The word 'camp' is significant in ways I'll just set down here, rather than unpack. It's a plural space and time, activated in very different ways at different moments. The distinct political convictions and aesthetics of each participant and their respective comrades and artistic collaborators held their own while co-existing, which was beautiful.
MBOn 21 September you are opening the first solo presentation of the artist Lydia Ourahmane in the Netherlands. Could you provide us with a glimpse into the artist's practice and her show?
MSLydia is working through personally, politically, and spiritually charged materials from her family archive dating back to 1989, when they were a key part of a religious revival in the Kabylia region of Algeria. I'll always be grateful to the arts organisation Mophradat for the introduction, in the frame of The Consortium Commissions. Mphradat Director and CP alumna Mai Abu ElDahab has a very clear vision for enriching the intellectual and also sensible vocabulary that surrounds artists of the Arab world.
De Appel partners on the presentation of Lydia's new work with Portikus in Frankfurt, where the curator Christina Lehnert has brought a very down-to-earth understanding and vital questions. We have been meeting weekly, and this establishment of a rhythm seems very important, given Lydia's multi-dimensional research into matters of the spirit, devotion, and belief.
...we try to acknowledge that learning happens in different ways for different people.
In a very different way from anything we have presented, musical composition—in this case Lydia working with a duo called Yawning Portal—again returns as an anchor amidst disorienting geopolitical circumstances that make a stable sense of home elusive.
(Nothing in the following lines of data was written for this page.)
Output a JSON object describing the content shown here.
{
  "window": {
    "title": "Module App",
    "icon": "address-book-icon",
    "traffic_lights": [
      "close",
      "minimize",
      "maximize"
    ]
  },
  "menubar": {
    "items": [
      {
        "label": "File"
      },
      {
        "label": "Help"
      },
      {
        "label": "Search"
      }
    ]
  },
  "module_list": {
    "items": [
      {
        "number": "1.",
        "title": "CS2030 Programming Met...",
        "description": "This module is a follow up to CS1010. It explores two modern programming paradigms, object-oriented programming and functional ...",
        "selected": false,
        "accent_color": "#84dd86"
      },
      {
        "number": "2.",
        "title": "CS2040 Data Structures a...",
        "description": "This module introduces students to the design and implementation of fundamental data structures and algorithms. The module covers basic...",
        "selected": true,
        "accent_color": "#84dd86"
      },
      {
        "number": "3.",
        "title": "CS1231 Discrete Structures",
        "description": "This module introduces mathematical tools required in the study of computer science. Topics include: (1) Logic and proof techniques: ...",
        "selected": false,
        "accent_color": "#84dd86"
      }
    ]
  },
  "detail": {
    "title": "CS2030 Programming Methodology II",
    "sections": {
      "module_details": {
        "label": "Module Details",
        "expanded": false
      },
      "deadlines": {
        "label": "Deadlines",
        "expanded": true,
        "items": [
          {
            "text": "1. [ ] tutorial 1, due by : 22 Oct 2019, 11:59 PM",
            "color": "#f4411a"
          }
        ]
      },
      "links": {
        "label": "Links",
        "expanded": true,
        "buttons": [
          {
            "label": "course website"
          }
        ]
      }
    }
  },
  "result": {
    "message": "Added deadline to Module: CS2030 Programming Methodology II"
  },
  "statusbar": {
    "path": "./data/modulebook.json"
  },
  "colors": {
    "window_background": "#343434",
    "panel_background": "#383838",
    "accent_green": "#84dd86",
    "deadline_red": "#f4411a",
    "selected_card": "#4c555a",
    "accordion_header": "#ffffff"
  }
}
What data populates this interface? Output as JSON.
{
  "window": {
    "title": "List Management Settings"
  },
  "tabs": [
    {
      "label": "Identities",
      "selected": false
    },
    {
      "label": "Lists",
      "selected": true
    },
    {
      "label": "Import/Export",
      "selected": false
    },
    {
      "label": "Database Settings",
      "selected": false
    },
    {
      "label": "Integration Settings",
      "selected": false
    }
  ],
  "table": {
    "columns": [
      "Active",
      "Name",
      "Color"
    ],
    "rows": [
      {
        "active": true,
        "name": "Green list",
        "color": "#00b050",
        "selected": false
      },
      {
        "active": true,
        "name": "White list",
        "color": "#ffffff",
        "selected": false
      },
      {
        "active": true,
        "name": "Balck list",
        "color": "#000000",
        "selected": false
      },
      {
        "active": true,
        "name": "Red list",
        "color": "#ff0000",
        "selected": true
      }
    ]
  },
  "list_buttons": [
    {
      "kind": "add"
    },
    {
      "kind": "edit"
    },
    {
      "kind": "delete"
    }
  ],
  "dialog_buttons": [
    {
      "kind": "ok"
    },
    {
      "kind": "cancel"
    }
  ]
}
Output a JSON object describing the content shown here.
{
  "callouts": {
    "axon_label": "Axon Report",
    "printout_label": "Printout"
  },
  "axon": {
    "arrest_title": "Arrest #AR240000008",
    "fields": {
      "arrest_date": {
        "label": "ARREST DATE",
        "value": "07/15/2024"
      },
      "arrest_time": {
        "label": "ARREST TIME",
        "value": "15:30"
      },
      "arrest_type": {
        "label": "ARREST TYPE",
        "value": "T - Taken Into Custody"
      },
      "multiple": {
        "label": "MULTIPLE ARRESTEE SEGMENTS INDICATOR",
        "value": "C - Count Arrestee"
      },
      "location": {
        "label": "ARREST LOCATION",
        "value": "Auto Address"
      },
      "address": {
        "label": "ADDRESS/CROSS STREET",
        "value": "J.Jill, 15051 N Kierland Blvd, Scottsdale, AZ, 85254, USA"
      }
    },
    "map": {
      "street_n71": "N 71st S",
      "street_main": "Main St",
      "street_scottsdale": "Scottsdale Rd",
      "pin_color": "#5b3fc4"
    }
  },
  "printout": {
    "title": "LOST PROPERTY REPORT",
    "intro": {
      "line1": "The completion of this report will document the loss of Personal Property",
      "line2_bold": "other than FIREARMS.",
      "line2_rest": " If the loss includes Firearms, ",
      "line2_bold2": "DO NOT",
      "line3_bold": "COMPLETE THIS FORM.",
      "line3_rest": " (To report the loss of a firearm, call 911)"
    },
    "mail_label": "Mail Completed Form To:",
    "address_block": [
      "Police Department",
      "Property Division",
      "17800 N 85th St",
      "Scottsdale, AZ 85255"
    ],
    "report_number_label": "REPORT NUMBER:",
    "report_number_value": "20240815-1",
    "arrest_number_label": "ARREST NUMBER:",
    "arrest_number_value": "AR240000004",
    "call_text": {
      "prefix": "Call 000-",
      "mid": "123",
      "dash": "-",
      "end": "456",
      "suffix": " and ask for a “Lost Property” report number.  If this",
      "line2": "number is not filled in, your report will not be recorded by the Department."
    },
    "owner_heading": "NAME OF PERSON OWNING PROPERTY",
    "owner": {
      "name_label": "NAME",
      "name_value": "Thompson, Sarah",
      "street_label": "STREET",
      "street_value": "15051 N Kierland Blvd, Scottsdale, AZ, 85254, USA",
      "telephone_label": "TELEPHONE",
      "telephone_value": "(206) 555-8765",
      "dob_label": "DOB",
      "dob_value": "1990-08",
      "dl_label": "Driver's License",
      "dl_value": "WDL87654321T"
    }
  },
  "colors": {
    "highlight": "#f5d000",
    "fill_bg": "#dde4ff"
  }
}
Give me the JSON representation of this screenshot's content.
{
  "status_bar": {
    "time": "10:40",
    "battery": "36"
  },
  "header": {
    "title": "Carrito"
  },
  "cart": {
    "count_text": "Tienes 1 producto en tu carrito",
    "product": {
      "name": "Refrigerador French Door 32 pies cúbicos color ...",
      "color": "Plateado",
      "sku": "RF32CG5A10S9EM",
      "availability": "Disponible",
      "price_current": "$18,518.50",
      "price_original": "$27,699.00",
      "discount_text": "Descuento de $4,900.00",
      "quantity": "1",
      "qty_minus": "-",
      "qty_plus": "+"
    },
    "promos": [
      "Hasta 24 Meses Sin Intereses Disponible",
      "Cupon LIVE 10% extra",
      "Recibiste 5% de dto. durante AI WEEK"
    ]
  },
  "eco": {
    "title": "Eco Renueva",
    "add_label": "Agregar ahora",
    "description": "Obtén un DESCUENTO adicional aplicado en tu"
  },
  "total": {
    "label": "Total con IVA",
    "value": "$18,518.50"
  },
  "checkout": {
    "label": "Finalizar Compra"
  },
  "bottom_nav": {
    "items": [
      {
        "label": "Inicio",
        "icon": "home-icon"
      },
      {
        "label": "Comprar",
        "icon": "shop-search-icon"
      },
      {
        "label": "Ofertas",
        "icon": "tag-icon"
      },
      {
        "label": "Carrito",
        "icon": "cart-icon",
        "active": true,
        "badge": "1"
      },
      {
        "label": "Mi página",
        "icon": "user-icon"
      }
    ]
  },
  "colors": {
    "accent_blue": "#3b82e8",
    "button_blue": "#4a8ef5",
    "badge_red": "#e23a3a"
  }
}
I did not plan or prompt this—it is just unfolding among artists and curators that do not know each other, which is perhaps all the more beautiful.
MBWhat do you consider important from the perspective of educating curators? Which direction would you like de Appel to take in the years to come?
MSI pay close attention to the curators of education in my midst because they tend to understand art as so many ways of learning. They understand this better than anyone—except maybe the artists themselves. They also understand community in a real, non-static way.
I think your community is who you choose to learn from, learn with, and who transforms you. For 27 years now, de Appel's Curatorial Programme has offered an experience—a life-changing experience—of working together and learning from each other.
This is the benefit of the programme, rather than a degree on a piece of paper. It's about something that is deep in you. It's also a growing community. You get to know people who are very different from you and hopefully you also get to know different facets of yourself.
What the participants produce together changes the very DNA of our institution; it will live on in the Archive and it also lives on in everyone who has taken part. It's difficult to predict the future but I can say I'm determined to grow de Appel gradually, into a wiser version of itself, with people who are genuinely curious.
At de Appel there is always an open invitation to learn together, and we try to vary this through the activities of our Archive, the CP, and the Educational Initiatives. These are all rather different forms of learning, and so we try to acknowledge that learning happens in different ways for different people.
Each artwork we produce is a form of deep study. Presented with due care, on its own terms, and in its own time, each work becomes an attractor capable of bringing out new people, and new dimensions of people.
Even if I think there is a need to be quite modest about how many people you can truly connect to, or how much you can produce at any given time, I do feel that if you relax and put yourself in that learning mode, some kind of magic happens. —[O]